‘No Sesame. All street’.
It’s a pretty catchy tagline for an R-rated puppet action-comedy starring Melissa McCarthy as a cop who teams up with her former puppet partner to catch a killer, in a movie which features fabric creatures with ping pong ball eyes having wild sex and snorting drugs.
But the line didn’t go down with everyone, particularly the Sesame Workshop, the non-profit organisation behind Sesame Street, who sued The Happytime Murders’ production company STX Entertainment, arguing it deliberately tried to confuse people that the two things were connected. The Happytime Murders is a Henson Alternative production, and not associated with the Disney-owned Muppet brand in any way.
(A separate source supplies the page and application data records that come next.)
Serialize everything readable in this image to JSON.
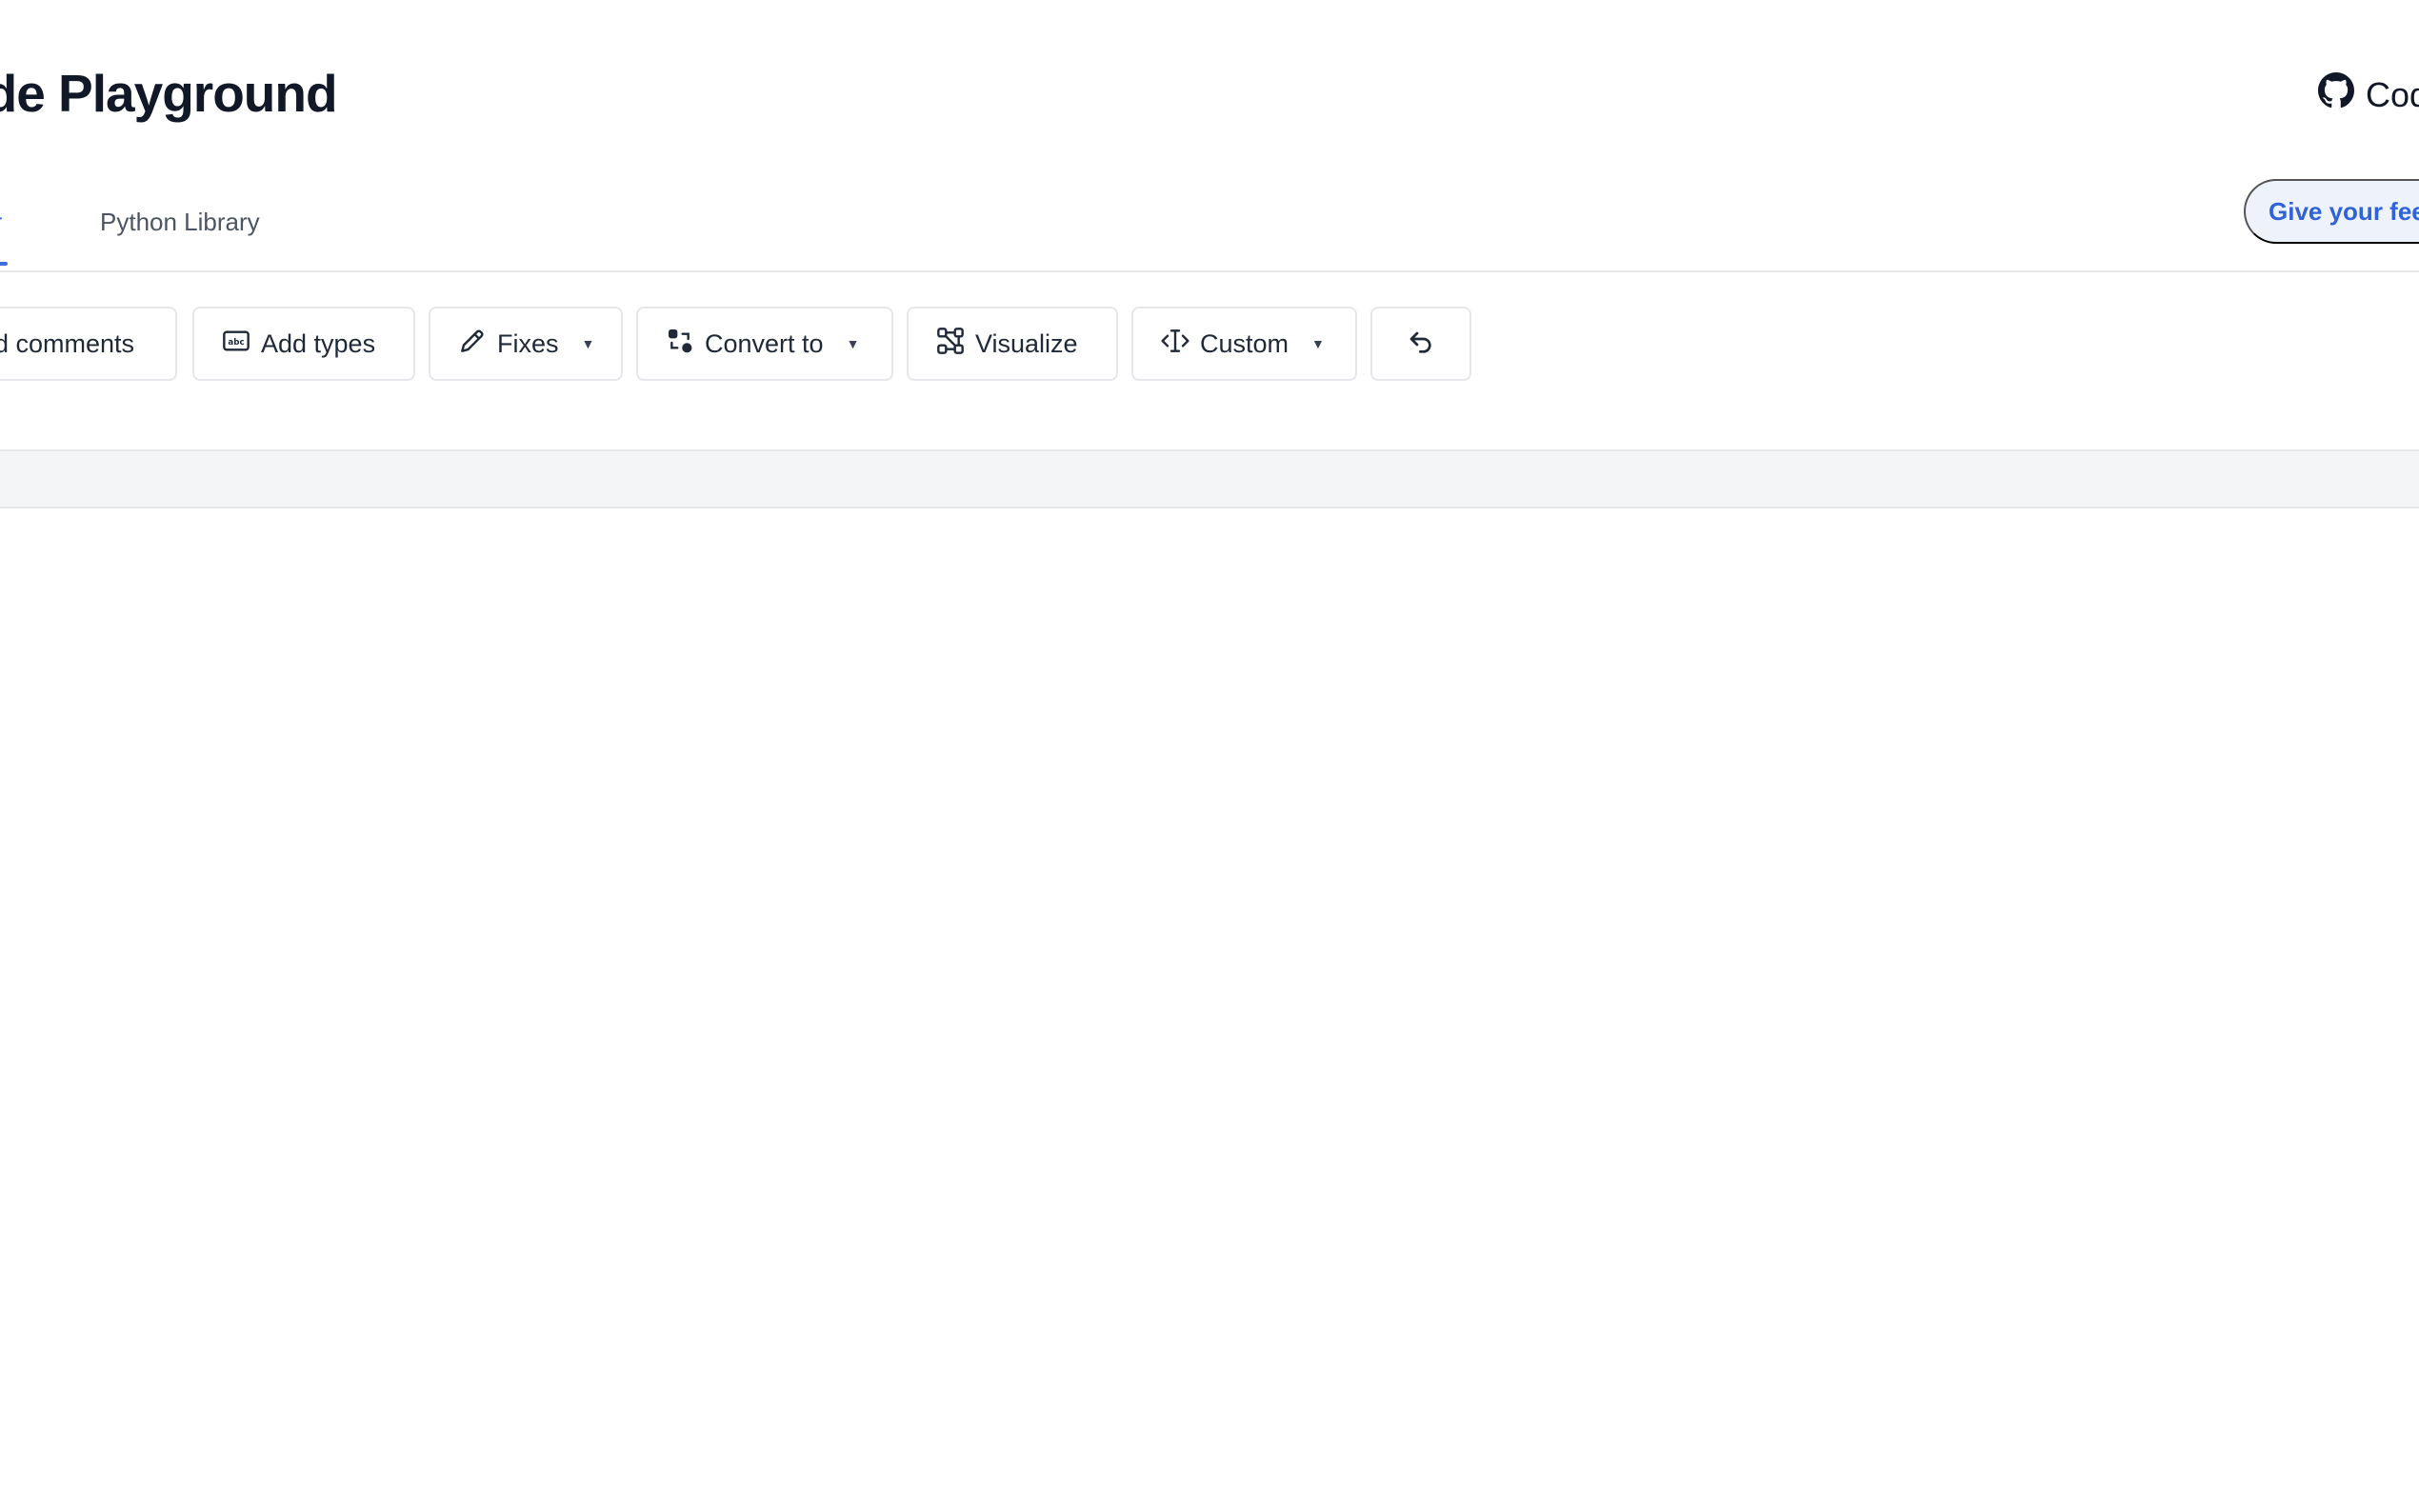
{
  "header": {
    "title": "ode Playground",
    "github_label": "Cod"
  },
  "tabs": [
    {
      "label": "tor",
      "active": true
    },
    {
      "label": "Python Library",
      "active": false
    }
  ],
  "feedback": {
    "label": "Give your fee"
  },
  "toolbar": {
    "comments_label": "d comments",
    "types_label": "Add types",
    "fixes_label": "Fixes",
    "convert_label": "Convert to",
    "visualize_label": "Visualize",
    "custom_label": "Custom",
    "caret": "▼"
  },
  "colors": {
    "accent": "#3b6fe0",
    "text": "#111827",
    "border": "#e5e7eb",
    "feedback_bg": "#eef2fb"
  }
}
A judge threw it out, but what makes the suit particularly poignant is that the producer/director of Happytime Murders is Brian Henson, aka the son of the late Jim Henson who created the Muppets which populate Sesame Street.
“I knew that Sesame Workshop would not be very happy about [STX] using the phrase, ‘No Sesame. All street.’ Henson tells Yahoo Movies. “But at the same time, it’s literally saying not Sesame Street. So I was surprised the Sesame Workshop reacted as strongly as they did. But at the same time I think their reaction was more about concerns about their relationships to their sponsors and all of their grant providers.”
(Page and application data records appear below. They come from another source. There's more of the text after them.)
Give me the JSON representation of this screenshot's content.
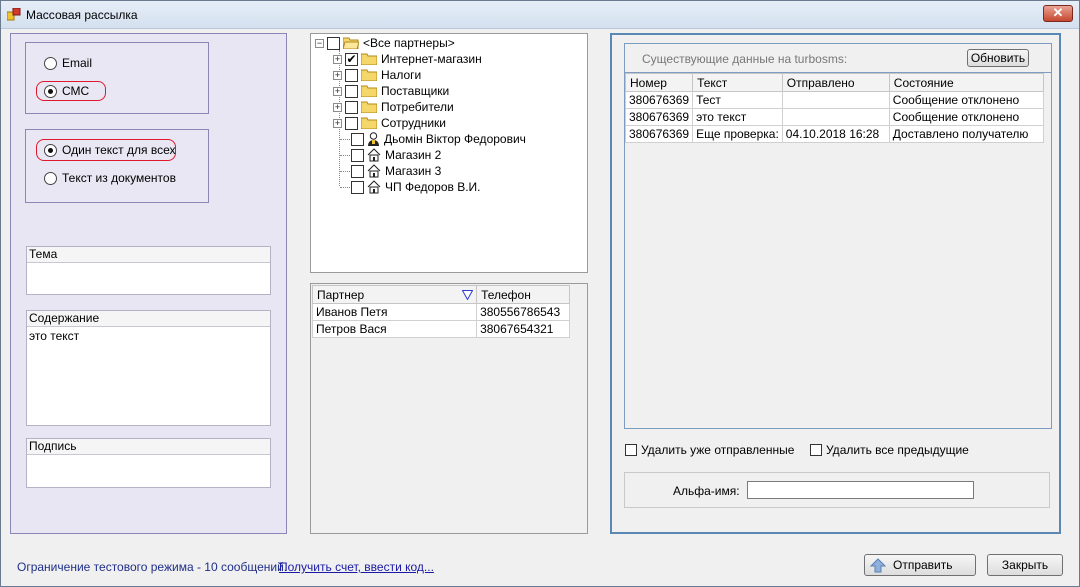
{
  "window": {
    "title": "Массовая рассылка",
    "close_label": "✕"
  },
  "send_mode": {
    "options": [
      {
        "label": "Email",
        "selected": false
      },
      {
        "label": "СМС",
        "selected": true
      }
    ]
  },
  "text_mode": {
    "options": [
      {
        "label": "Один текст для всех",
        "selected": true
      },
      {
        "label": "Текст из документов",
        "selected": false
      }
    ]
  },
  "fields": {
    "subject": {
      "label": "Тема",
      "value": ""
    },
    "content": {
      "label": "Содержание",
      "value": "это текст"
    },
    "signature": {
      "label": "Подпись",
      "value": ""
    }
  },
  "tree": {
    "root": "<Все партнеры>",
    "nodes": [
      {
        "label": "Интернет-магазин",
        "checked": true,
        "type": "folder"
      },
      {
        "label": "Налоги",
        "checked": false,
        "type": "folder"
      },
      {
        "label": "Поставщики",
        "checked": false,
        "type": "folder"
      },
      {
        "label": "Потребители",
        "checked": false,
        "type": "folder"
      },
      {
        "label": "Сотрудники",
        "checked": false,
        "type": "folder"
      },
      {
        "label": "Дьомін Віктор Федорович",
        "checked": false,
        "type": "person"
      },
      {
        "label": "Магазин 2",
        "checked": false,
        "type": "house"
      },
      {
        "label": "Магазин 3",
        "checked": false,
        "type": "house"
      },
      {
        "label": "ЧП Федоров В.И.",
        "checked": false,
        "type": "house"
      }
    ]
  },
  "partners_grid": {
    "columns": [
      "Партнер",
      "Телефон"
    ],
    "rows": [
      [
        "Иванов Петя",
        "380556786543"
      ],
      [
        "Петров Вася",
        "38067654321"
      ]
    ]
  },
  "turbosms": {
    "caption": "Существующие данные на turbosms:",
    "refresh_label": "Обновить",
    "columns": [
      "Номер",
      "Текст",
      "Отправлено",
      "Состояние"
    ],
    "rows": [
      [
        "380676369",
        "Тест",
        "",
        "Сообщение отклонено"
      ],
      [
        "380676369",
        "это текст",
        "",
        "Сообщение отклонено"
      ],
      [
        "380676369",
        "Еще проверка:",
        "04.10.2018 16:28",
        "Доставлено получателю"
      ]
    ],
    "delete_sent_label": "Удалить уже отправленные",
    "delete_all_label": "Удалить все предыдущие",
    "alpha_label": "Альфа-имя:",
    "alpha_value": ""
  },
  "footer": {
    "status": "Ограничение тестового режима - 10 сообщений.",
    "link": "Получить счет, ввести код...",
    "send_label": "Отправить",
    "close_label": "Закрыть"
  },
  "colors": {
    "accent_border": "#5b87b4",
    "lilac_panel": "#e8e6f2",
    "highlight_red": "#e0182d"
  }
}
He suggests the Happytime Murders marketing was down to STX (“they have a lot riding on it and so they were very much in control of that”) and admits they were unlikely to shift their position.
“As things like Sesame Street move on to second and third generations, things like this will be of issue,” he says. “In 1976, Saturday Night Live came out as the most controversial television series ever done in history. It was going to be live at 11p.m. on a Saturday night and it was exclusively adult and controversial. And my Dad put Jim Henson’s Muppets on season one of Saturday Night Live. And Sesame Workshop wasn’t suing anybody. But at that point, all the originators were over there.”
Brian Henson has a long and illustrious history as a puppeteer, performing in The Muppets Take Manhattan, moving the mouth of the bloodthirsty plant in Little Shop of Horrors, playing Jack Pumpkinhead in Return to Oz and doing the voice of Hoggle in Labyrinth. He also produced and directed what some people think is the best Christmas film ever, The Muppet Christmas Carol.
But for a tough sell like The Happytime Murders – it took Henson 12 years to get a greenlight – he still faced talk of things like celebrity voices for the puppets, particularly the lead character of private detective Phil.
“At one point the studios had talked about they wanted a celebrity voice in the puppet lead and I thought I would probably lose that battle,” says Henson. “And it turned out not to be a battle when I just explained what happens when you use a celebrity voice on a puppet. I said, ‘here’s the problem, they’re going to want the puppet to look like the celebrity.’”
In the movie, Phil is voiced and controlled by veteran Muppet performer Bill Barretta, who performed Rowlf and the Swedish Chef amongst other in 2011’s Muppets movie reboot.
While his dad may have been the creator of 1982’s The Dark Crystal, Brian says that he’s only the “appreciator” of a new series The Dark Crystal: Age of Resistance, produced by Netflix, which is being supervised by his sister Lisa Henson.
“When I wrapped [Happytime Murders], half of my puppeteers got on a plane the next day to go to England to start shooting Dark Crystal,” he reveals. “And they’re still shooting. They’ve been shooting since last December.”
But does he know what the story is? News reports suggest a prequel?
“The truth is it isn’t even a prequel. It’s set a long time before the movie.”
And what about Labyrinth? The 1986 fantasy starring Jennifer Connelly and David Bowie’s codpiece has become a kids classic in the 30 years since it flopped on release. It’s being developed as a stage musical and there have been rumours of a spin-off, but are we any closer to fruition?
“We’re still trying to figure out the best thing to do with Labyrinth,” says Henson. “We’re sort of developing a couple of different directions at the same time but nothing that is far enough along that I can talk about. We have a couple of different approaches.”
The Happytime Murders is in cinemas 27 August. Watch a new clip below.